I got stuck in Hanoi; stuck in streets sludge and stuck in a conundrum. Due to varying passport issues (a lack of empty pages) and Visa problems (the Indian Embassy in Hanoi balking at my request to just paste their visa over the one for Laos), I was to stay in Hanoi for two weeks. The maddening part was that, had the comrade at the border used one of my half-used pages to plop the entry stamp for Vietnam, this problem could have been solved in one of Asia’s friendlier capitals. But no, he used a brand new page, effectively incarcerating me in Hanoi. Hanoi for the holidays. The two weeks in every year that it’s best to be in a Western, Christian country.
Christmas came and went rather unspectacularly. Yet, Hanoi was the perfectly insane setting for New Years. This was the city’s first year embracing a full-on celebration of the Western Calendar’s brightest day, inviting international Djs to turn the streets around the Opera House into a flashy dance party. Everything was unruly and exciting until the clock rang midnight. We screamed, clapped, and then the Vietnamese ran home in observance of the midnight curfew.
Or, maybe they wanted to get a few hours of shuteye before their sunrise exercise class.

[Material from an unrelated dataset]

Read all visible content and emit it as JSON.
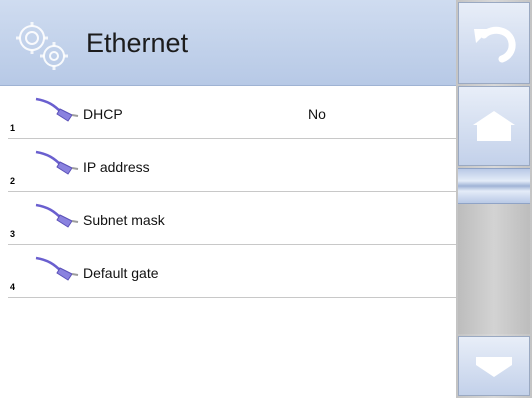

By 6:00am the next morning, the banks of Hoan Kiem Lake in the heart of downtown were a frenzy of floppy hands and glittery track suits. The lake was line-to-line jazzercise classes a la Richard Simmons with a boombox. Those too cool for aerobics plunked a birdy back and forth playing badminton without a net (badminton being the favorite sport of the Vietnamese!).
Hanoi’s main attraction was its unpredictable hysteria – hysteria being both hysterical and frightening. For example, the town’s two main sights were the Ho Chi Minh Mausoleum and the Ho Chi Minh Museum. One was a capsule holding the body of the great leader swimming in formaldehyde, while the other housed a circus of many acts (a large scale model of fruit, a space room dedicated to the challenger explosion, Picasso replicas, Ho Chi Minh’s fan and hat, and a giant, bronze statue of the leader just waiting for group photos). Trying to make sense of these things was far too tiring. It was best to accept it as part of the greater hysteria, or at least that’s what my hotel receptionist Viet told me (his brother’s name was, quite seriously, Nam).
The worst thing of it all was that, by the end, I kind of came to terms with Hanoi. Despite it all, the organization of the disorder fascinated me. Crossing the streets emboldened me. The messy, busy clutter slipped into the background and became part of the landscape, for better or worse. Maybe I don’t hate Hanoi… but it hurts me to say that. When, like a chameleon, I picked up on the rhythm of life and slipped into the mix, it thrilled me in a sinister way.